Good afternoon. Today's PM is 471 words.
Situational awareness: FedEx declines to renew U.S. Express contract with Amazon, which could hit the retailer during the holiday rush. [WashPost]
1 big thing: The scooter carnage in America's cities
Scooter use is soaring in America's cities, with many riders finding out the hard way that cars are not good at sharing the road.
Why it matters: "[A] rough count by [AP] of media reports turned up at least 11 electric scooter rider deaths in the U.S. since the beginning of 2018. Nine were on rented scooters and two on ones the victims owned," the AP reports.
Between the lines: People aren't wearing helmets on these rented scooters, and the head injuries are piling up.
- "Riders don’t want exposure to lice or germs that could be found in shared helmets, and many make a spontaneous decision to scoot while they’re already out and about."
- "In Austin, Texas, public health officials ... counted 192 scooter-related injuries in three months in 2018. Nearly half were head injuries."
- In Los Angeles, ER doctors "counted 249 scooter injuries [in 2018], and more than 40% were head injuries."
What's next: The scooter companies are taking actions to reduce risk.
- "Bird ceased operations after midnight. Lime halts rentals overnight in some markets but in most its scooters are available all night."
- "Lime has also been updating the design of its scooters, with a broader wheel base and better suspension and braking; Bird is including more durable brakes and reinforced hardware to prevent failures."
The bottom line: America's streets remain especially dangerous for people who aren't in a vehicle, and that's usually because of the vehicles.
Bonus: Pic du jour
The Women's World Cup kicked off today in France, with South Korea facing off against the host nation.
- Follow the games this summer in our daily Axios Sports newsletter. Sign up here.
2. What you missed
- NASA is moving to expand its privatization of the International Space Station and bring more commercial activities to low-Earth orbit. Go deeper. (How much it will cost you for a trip to the Space Station)
- And Trump signaled he may be souring on his administration's stated plan to return humans to the Moon by 2024 —4 years earlier than NASA had previously planned. Between the lines.
- The U.S. will block Turkey from purchasing F-35 aircraft and halt the training of Turkish military pilots. The move comes in response to Turkey's plan to buy an advanced Russian S-400 missile defense system. Go deeper.
- The U.S. economy added just 75,000 jobs in May, fewer than the 175,000 economists were expecting. Unemployment held at 3.6%, a 50-year low. Chart.
3. 1 TV thing

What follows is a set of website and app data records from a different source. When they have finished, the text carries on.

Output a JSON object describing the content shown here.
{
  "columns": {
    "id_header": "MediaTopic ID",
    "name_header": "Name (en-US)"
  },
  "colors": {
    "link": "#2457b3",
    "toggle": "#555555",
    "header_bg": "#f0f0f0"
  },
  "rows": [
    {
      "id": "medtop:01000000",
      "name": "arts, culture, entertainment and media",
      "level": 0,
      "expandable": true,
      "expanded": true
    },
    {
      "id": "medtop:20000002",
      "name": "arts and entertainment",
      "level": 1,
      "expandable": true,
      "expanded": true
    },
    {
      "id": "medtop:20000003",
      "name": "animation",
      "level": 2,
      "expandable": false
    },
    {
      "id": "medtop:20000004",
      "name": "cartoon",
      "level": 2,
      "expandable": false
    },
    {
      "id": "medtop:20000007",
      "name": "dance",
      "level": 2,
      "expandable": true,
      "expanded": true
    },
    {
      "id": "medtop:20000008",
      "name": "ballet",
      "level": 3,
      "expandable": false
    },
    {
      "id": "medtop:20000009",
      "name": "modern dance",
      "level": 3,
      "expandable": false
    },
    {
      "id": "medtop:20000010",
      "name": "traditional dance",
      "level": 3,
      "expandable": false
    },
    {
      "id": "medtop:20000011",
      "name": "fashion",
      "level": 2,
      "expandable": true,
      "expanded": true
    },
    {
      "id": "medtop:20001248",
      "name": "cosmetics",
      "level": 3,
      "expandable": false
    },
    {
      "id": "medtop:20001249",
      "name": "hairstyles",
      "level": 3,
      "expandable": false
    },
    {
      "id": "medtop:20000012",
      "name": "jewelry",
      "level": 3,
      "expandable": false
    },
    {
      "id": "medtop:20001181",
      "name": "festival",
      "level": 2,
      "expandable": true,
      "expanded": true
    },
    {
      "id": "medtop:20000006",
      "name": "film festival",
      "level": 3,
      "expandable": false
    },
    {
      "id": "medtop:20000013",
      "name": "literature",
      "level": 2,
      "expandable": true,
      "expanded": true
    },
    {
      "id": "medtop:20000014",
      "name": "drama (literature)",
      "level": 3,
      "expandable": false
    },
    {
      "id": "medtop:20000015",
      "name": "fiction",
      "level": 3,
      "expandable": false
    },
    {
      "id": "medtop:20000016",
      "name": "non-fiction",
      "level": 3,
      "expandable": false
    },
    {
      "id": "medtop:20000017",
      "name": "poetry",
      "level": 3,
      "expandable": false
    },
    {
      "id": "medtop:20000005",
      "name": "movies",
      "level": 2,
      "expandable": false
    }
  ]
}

"As HBO's 'Chernobyl' series comes to an end, a Russian TV network is creating its own take on the 1986 nuclear disaster," writes the Hollywood Reporter's Vladimir Kozlov.

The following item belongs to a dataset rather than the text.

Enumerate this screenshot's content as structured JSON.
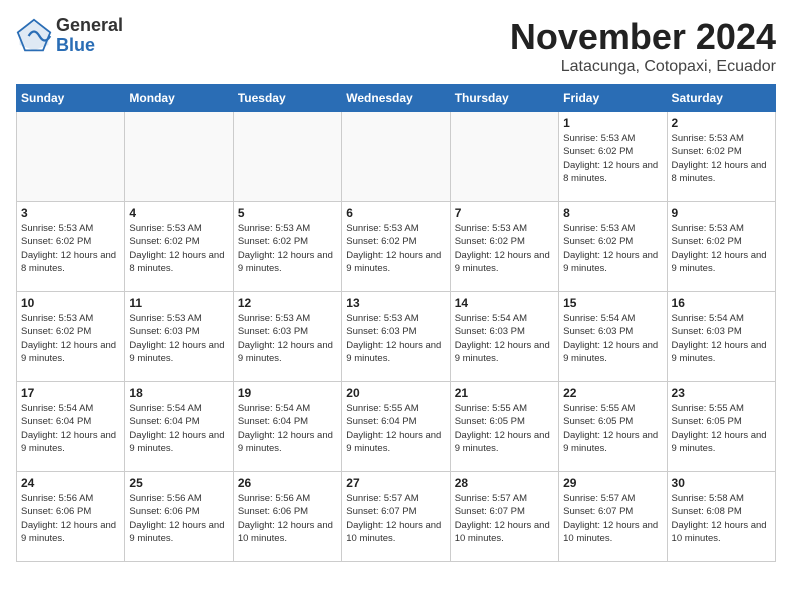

- It "was commissioned by NTV, a top free-to-air network, owned by Gazprom Media, the media arm of the natural gas giant Gazprom, ... [and] partially financed by the culture ministry, which provided 30 million rubles ($460,000)."
- "[T]he series will follow a group of Soviet KGB officers tasked with uncovering a CIA agent stationed at the Chernobyl nuclear plant and involved in espionage."
"NTV is known for pro-Kremlin programming."